By Charlotte Greenfield and Praveen Menon
WELLINGTON (Reuters) – New Zealand on Thursday unveiled a $2.5-billion-dollar spending package under its ‘wellbeing’ budget, prioritising mental health and alleviating child poverty, as it rolled out a new approach to budgeting that goes beyond measuring just economic growth.
Much of the excitement around the budget, however, was dampened amid a national furore over hacking accusations after details were leaked ahead of its release, with the opposition calling for heads to roll for the blunder.
“Today’s budget shows you can be both economically responsible and kind,” Prime Minister Jacinda Ardern said after the budget was released.
The budget increases the annual operating allowance for new spending to NZ$3.8 billion (US$2.48 billion) per year over the four-year forecast period, from a forecast NZ$2.4 billion in the previous budget.
About NZ$1.9 billion was slated for mental health services and NZ$1.1 billion towards reducing child poverty over that period. The Labour-led government also allocated funds for tackling domestic violence, and for infrastructure projects like rail, hospitals and schools.

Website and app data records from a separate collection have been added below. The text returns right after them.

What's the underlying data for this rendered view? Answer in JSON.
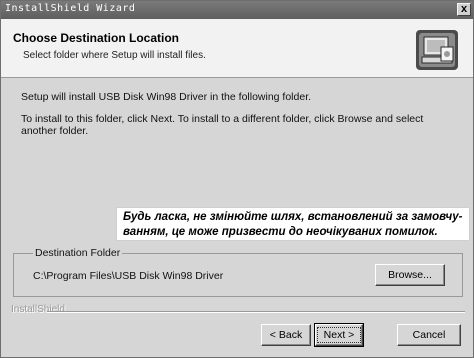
{
  "window": {
    "title": "InstallShield Wizard",
    "close_glyph": "x"
  },
  "header": {
    "title": "Choose Destination Location",
    "subtitle": "Select folder where Setup will install files.",
    "icon": "computer-install-icon"
  },
  "body": {
    "line1": "Setup will install USB Disk Win98 Driver in the following folder.",
    "line2": "To install to this folder, click Next. To install to a different folder, click Browse and select",
    "line3": "another folder."
  },
  "overlay_note": {
    "line1": "Будь ласка, не змінюйте шлях, встановлений за замовчу-",
    "line2": "ванням, це може призвести до неочікуваних помилок."
  },
  "destination": {
    "group_label": "Destination Folder",
    "path": "C:\\Program Files\\USB Disk Win98 Driver",
    "browse_label": "Browse..."
  },
  "footer": {
    "brand": "InstallShield",
    "back_label": "< Back",
    "next_label": "Next >",
    "cancel_label": "Cancel"
  }
}
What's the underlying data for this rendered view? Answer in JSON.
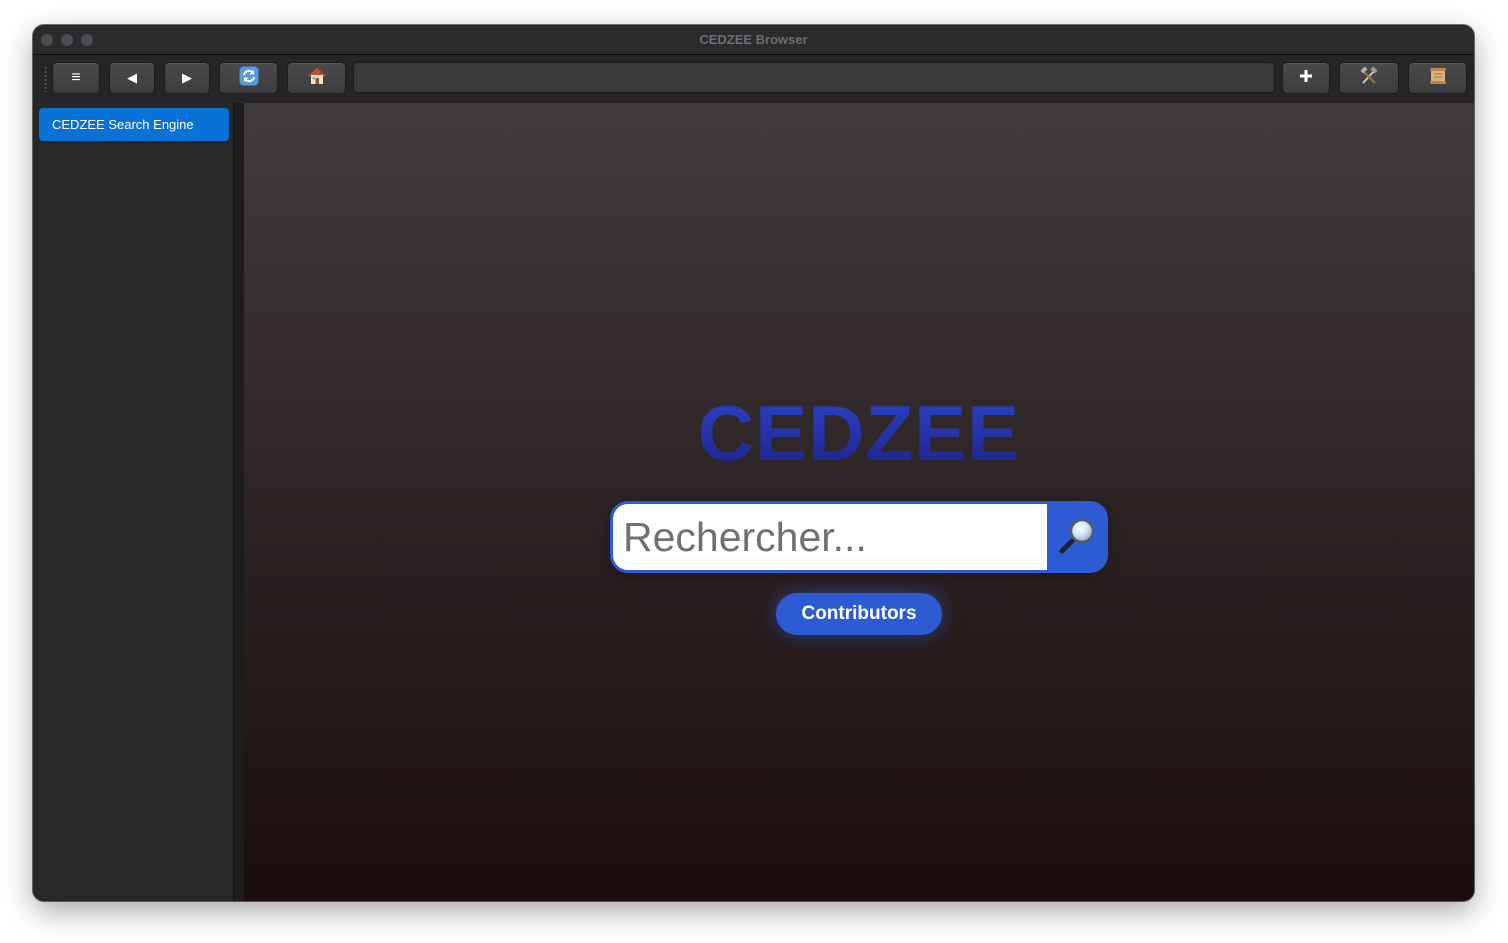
{
  "window": {
    "title": "CEDZEE Browser"
  },
  "toolbar": {
    "menu_label": "≡",
    "back_label": "◀",
    "forward_label": "▶",
    "url_value": ""
  },
  "sidebar": {
    "items": [
      {
        "label": "CEDZEE Search Engine",
        "selected": true
      }
    ]
  },
  "page": {
    "logo": "CEDZEE",
    "search": {
      "placeholder": "Rechercher...",
      "value": ""
    },
    "contributors_label": "Contributors"
  },
  "icons": {
    "menu": "hamburger-icon",
    "back": "back-arrow-icon",
    "forward": "forward-arrow-icon",
    "reload": "reload-icon",
    "home": "home-icon",
    "new_tab": "plus-icon",
    "tools": "tools-icon",
    "history": "scroll-icon",
    "search": "magnifier-icon"
  },
  "colors": {
    "accent": "#2d5bd4",
    "sidebar_selected": "#0a72d6",
    "logo": "#2a3ab6"
  }
}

“We are measuring our country’s success differently,” said Finance minister Grant Robertson. “We are not just relying on gross domestic product (GDP), but also how we are improving the wellbeing of our people, protecting the environment and strengthening of our communities.”

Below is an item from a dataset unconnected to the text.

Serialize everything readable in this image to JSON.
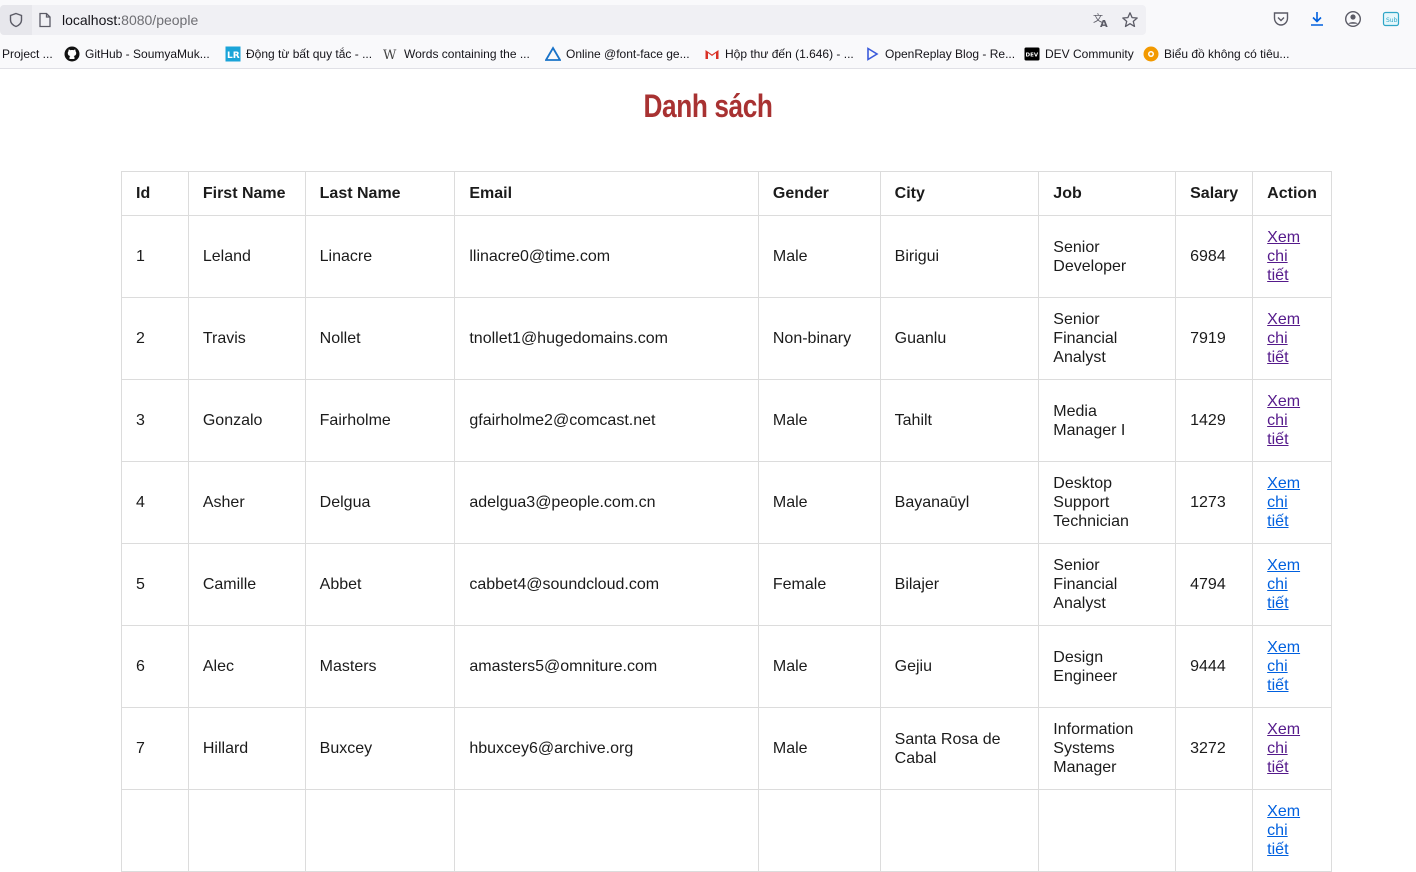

The operating allowance for budget 2020 has also increased to $3.0 billion from $2.4 billion.
The national rail service, KiwiRail, was given a NZ$1 billion boost.

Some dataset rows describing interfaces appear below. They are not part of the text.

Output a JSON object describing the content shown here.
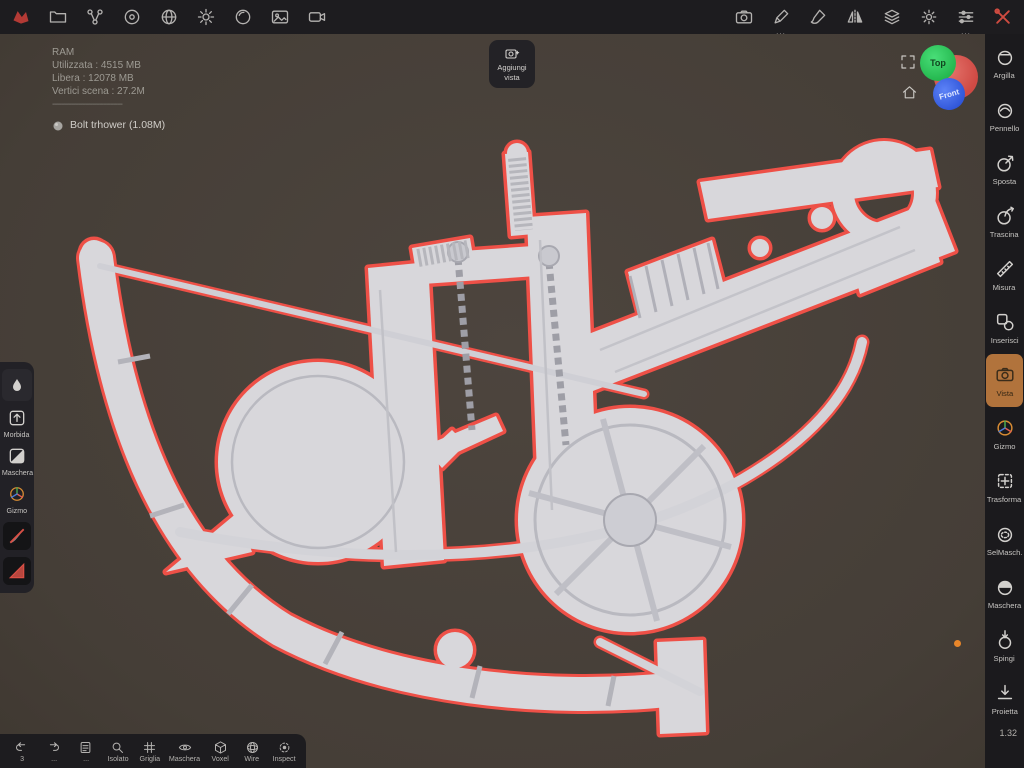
{
  "app": {
    "canvas_bg": "#49413b",
    "panel_bg": "#1d1c1f",
    "selected_tool_bg": "#b1733c",
    "selection_outline_color": "#ee5047",
    "model_fill_color": "#d8d7db"
  },
  "top_toolbar": {
    "left_icons": [
      "app-logo",
      "folder",
      "node-graph",
      "material-sphere",
      "environment-globe",
      "lighting-sun",
      "matcap-sphere",
      "image",
      "camera-video"
    ],
    "right_icons": [
      "screenshot-camera",
      "pencil",
      "paint-brush",
      "symmetry-mirror",
      "layers",
      "settings-gear",
      "adjust-sliders",
      "tools-wrench"
    ],
    "overflow_dots": "..."
  },
  "stats_panel": {
    "ram_title": "RAM",
    "used": "Utilizzata :  4515 MB",
    "free": "Libera :  12078 MB",
    "vertices": "Vertici scena :  27.2M",
    "separator": "------------------------------",
    "object_name": "Bolt trhower (1.08M)"
  },
  "add_view_button": {
    "line1": "Aggiungi",
    "line2": "vista"
  },
  "nav_gizmo": {
    "top_label": "Top",
    "front_label": "Front",
    "top_color": "#2fcb5f",
    "front_color": "#3e6cf5",
    "sphere_color": "#d9534e"
  },
  "right_toolbar": {
    "items": [
      "Argilla",
      "Pennello",
      "Sposta",
      "Trascina",
      "Misura",
      "Inserisci",
      "Vista",
      "Gizmo",
      "Trasforma",
      "SelMasch.",
      "Maschera",
      "Spingi",
      "Proietta"
    ],
    "selected_item": "Vista"
  },
  "left_toolbar": {
    "items": [
      "Morbida",
      "Maschera",
      "Gizmo"
    ]
  },
  "bottom_toolbar": {
    "undo_count": "3",
    "redo_dots": "...",
    "menu_dots": "...",
    "items": [
      "Isolato",
      "Griglia",
      "Maschera",
      "Voxel",
      "Wire",
      "Inspect"
    ]
  },
  "status": {
    "scale_indicator": "1.32"
  }
}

The Treasury department, however, downgraded its gross domestic product forecasts to 2.1% in the year ending June 30, 2019, compared to 2.9% predicted in December, hurt by a cooling global economy and slackening domestic consumption.
GDP was forecast at 3.2% in fiscal 2020, and was seen averaging at about 2.6 percent over the forecast four-year period.
Net debt was also forecast to rise slightly above 20% of the GDP, before dropping to 19.9 per cent in 2022.
Robertson warned the economy faces continuing risks from the U.S.-China trade disputes and Britain’s exit from the European Union.
The budget forecast an operating surplus of NZ$3.5 billion for the year ending June, up from NZ$1.7 billion forecast in December.
Despite enjoying a ‘rockstar’ economy for years, some New Zealanders have felt left behind due to the rising inequality.
Ardern, the popular 38-year-old Prime Minister, came to power in 2017 with an agenda of social justice and promising to make the economy “work for all New Zealanders”.
Some questioned whether the budget had lived up to the government’s stated goals to transform the economy and pointed out that the spending increase was still relatively modest as the government stuck firmly to its targets of paying down debt.
Referring to the leak of budget details, opposition National party called it a “botched budget”, and questioned allocation for defence that do not come under the wellbeing approach.
“Families want more money in their weekly budgets for food, petrol and rent. Instead, their taxes are going towards rail, the defence force and trees,” said National Party leader Simon Bridges.
Critics, many in the Labour’s left-wing base, already felt the government has already missed key opportunities to fulfil its transformative goals.
“They have spent on their priorities that they stated they would but I just don’t get the sense that its the transformation that we have been promised,” said Ganesh Nana, chief economist at Wellington economic think tank BERL.
Ardern made a surprise U-turn in April by ruling out a capital gains tax during her tenure, long a Labour policy to tackle wealth inequality.
Tens of thousands of New Zealand teachers staged the country’s largest strike on Wednesday, and doctors, nurses and others also threatening industrial action this year for higher pay and shorter hours.
“Moving the dial, meaningfully, on Kiwi wellbeing may take 5-10 years, and they’ll be quizzed every budget,” said Kiwibank Chief Economist Jarrod Kerr.
“The aspirations in the budget are grand, and respected. But it’s all about long-term execution in a short-sighted political world.”
(Reporting by Charlotte Greenfield and Praveen Menon; Editing by Shri Navaratnam)